10:45-12:00 WORKSHOP: Cultural Adaptation for Clinical Treatment of Childhood Trauma in Indian Country
The 2014 Attorney General's Task Force on American Indian/Alaska Native Children Exposed to Violence Report states that every American Indian and Alaska Native child has had some degree of exposure to violence and its ensuing trauma. Treatment for childhood trauma exposure has evolved into a highly effective and skilled based method that results in significant decrease in trauma reactive symptoms while building resilience for future traumatic events. This workshop will present an overview of the cultural adaptation of Trauma Focused Cognitive Behavior Therapy (TFCBT) developed by Mannarino, Dillinger, and Cohen. Honoring Children, Mending the Circle is the preferred treatment method with American Indian and Alaska Native children and their families who have experienced traumatic events. When children have difficulty with affect regulation, cognition distortions, psychosomatic complaints, impacting academic performance or family relations, due to trauma(s) in their lives, TFCBT is recommended. The cultural adaptation of TFCBT, Honoring Children, Mending the Circle will be described and resources on trauma informed care will be available.
12:00-1:15 LUNCH Provided (Networking and facilitated debrief of morning session)

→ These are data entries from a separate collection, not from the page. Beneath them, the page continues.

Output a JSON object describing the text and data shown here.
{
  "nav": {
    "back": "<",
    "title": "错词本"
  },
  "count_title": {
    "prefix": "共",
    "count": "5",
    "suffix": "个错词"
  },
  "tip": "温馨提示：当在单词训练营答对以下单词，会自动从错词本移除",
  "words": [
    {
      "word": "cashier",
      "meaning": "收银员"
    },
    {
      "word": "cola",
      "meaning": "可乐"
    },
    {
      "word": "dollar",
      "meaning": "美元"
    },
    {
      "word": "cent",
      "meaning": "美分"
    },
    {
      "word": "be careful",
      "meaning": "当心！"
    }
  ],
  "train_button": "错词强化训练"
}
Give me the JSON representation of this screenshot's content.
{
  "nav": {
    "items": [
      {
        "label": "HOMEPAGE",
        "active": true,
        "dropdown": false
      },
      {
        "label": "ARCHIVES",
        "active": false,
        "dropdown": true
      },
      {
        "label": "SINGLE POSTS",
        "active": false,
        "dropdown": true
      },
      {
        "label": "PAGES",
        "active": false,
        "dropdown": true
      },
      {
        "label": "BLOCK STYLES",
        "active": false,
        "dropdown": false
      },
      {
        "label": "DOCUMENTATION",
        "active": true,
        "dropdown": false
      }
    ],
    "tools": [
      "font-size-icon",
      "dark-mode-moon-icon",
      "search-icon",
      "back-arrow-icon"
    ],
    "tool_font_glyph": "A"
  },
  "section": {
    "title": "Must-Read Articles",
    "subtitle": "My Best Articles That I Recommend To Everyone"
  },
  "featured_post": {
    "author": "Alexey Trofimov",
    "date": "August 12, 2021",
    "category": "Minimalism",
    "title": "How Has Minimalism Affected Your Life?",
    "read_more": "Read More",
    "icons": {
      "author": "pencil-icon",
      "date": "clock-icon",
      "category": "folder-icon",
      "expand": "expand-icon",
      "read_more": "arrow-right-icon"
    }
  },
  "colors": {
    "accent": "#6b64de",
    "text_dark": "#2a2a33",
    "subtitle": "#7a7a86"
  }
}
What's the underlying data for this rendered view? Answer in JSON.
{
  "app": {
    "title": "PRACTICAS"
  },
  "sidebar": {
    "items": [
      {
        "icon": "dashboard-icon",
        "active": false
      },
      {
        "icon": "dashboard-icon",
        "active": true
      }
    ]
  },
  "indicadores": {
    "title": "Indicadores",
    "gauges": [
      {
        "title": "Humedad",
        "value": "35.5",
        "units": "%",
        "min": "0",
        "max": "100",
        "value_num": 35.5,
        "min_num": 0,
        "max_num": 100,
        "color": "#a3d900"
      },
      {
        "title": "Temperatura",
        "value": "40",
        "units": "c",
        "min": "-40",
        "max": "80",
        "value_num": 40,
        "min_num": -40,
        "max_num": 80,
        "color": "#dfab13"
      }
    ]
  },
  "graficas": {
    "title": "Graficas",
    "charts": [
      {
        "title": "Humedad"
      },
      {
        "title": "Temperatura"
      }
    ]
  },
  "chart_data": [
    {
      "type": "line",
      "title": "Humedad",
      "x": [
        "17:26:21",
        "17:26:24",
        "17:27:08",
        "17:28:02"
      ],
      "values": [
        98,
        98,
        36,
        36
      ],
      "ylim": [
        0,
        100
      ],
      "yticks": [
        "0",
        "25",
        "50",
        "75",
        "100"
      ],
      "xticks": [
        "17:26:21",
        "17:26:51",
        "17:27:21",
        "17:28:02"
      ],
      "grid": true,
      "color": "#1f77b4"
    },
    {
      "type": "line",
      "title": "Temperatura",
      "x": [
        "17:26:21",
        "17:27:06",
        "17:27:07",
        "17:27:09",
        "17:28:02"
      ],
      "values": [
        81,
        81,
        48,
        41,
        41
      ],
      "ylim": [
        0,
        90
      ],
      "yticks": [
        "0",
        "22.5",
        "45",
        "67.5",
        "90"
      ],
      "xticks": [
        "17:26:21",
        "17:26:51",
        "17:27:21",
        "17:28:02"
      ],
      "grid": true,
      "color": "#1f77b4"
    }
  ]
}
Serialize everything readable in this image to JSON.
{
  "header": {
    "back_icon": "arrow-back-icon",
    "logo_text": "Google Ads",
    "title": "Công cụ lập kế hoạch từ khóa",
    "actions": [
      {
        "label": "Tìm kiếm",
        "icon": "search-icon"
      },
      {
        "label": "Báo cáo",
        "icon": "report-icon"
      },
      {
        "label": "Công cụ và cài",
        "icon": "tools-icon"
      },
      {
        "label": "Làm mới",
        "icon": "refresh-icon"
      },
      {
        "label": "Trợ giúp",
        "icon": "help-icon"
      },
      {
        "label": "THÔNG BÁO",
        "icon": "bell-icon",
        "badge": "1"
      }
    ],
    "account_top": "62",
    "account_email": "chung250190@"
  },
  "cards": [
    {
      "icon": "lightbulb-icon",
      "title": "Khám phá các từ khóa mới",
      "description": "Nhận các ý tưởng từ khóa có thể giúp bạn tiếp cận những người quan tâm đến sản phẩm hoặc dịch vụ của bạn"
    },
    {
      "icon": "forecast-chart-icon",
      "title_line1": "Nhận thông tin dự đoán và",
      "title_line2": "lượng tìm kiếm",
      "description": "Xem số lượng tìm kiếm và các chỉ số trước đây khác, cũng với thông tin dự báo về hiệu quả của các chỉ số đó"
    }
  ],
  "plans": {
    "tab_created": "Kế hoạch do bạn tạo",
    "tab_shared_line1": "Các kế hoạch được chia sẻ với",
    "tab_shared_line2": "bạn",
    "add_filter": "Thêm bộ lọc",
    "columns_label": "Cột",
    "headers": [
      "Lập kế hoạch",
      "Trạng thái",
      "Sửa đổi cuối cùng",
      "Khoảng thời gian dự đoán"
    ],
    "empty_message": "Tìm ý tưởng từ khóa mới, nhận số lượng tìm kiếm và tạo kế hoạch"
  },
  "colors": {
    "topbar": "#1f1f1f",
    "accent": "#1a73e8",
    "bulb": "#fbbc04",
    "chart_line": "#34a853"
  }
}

1:15-2:45 Panel Presentation: Issues and Stumbling Blocks We Encounter When Prosecuting Child Abuse Cases in Indian Country and Ways to Overcome
This panel discussion will address issues and concerns during the investigation and prosecution of child abuse cases in Indian Country. The panel members will address and discuss challenges unique to child abuse investigation, prosecution and service provision in Indian country related to cross jurisdictional issues, cross tribal issues and nation sovereignty. Solution focused discussions related to overcoming obstacles, building bridges and creating memorandums of understanding will be facilitated.
Saint Regis Mohawk Tribe
Richelle Gregory, Clinton County CAC
Jade White, Commissions of Social Services
Beverly Cook, Tribal Chief
Karonienhawi Thompson, Tribal Law Enforcement
Tracy Pacini, Seneca Health Services
Brian Mohr, Erie County Sheriff’s Department
Geri Wisner, Native American Children’s Alliance
3:00-4:00 Victim Advocacy: Understanding and Responding to Tribal Youth Victimization
The multiplicity of laws and policies that apply to working with minor victims is confusing and can even seem contradictory. Issues such as consent, mandatory reporting, confidentiality, notification, and access to legal remedies can present barriers when serving child and teen victims, and even prevent some service providers from reaching out to teens. In this workshop, we will begin by exploring these laws and policies at the tribal, national and state levels and looking at how victim service agencies typically handle legal issues related to minors. With a review of effective victim advocacy interventions, through multi-disciplinary team involvement; we will strengthen an understanding of organizational roles, advocate interactions develop strategy to identify and fill the gaps in interventions to support young victims of crime
4:00-5:00 Joining Together: Discussion and debrief of afternoon session (ALL)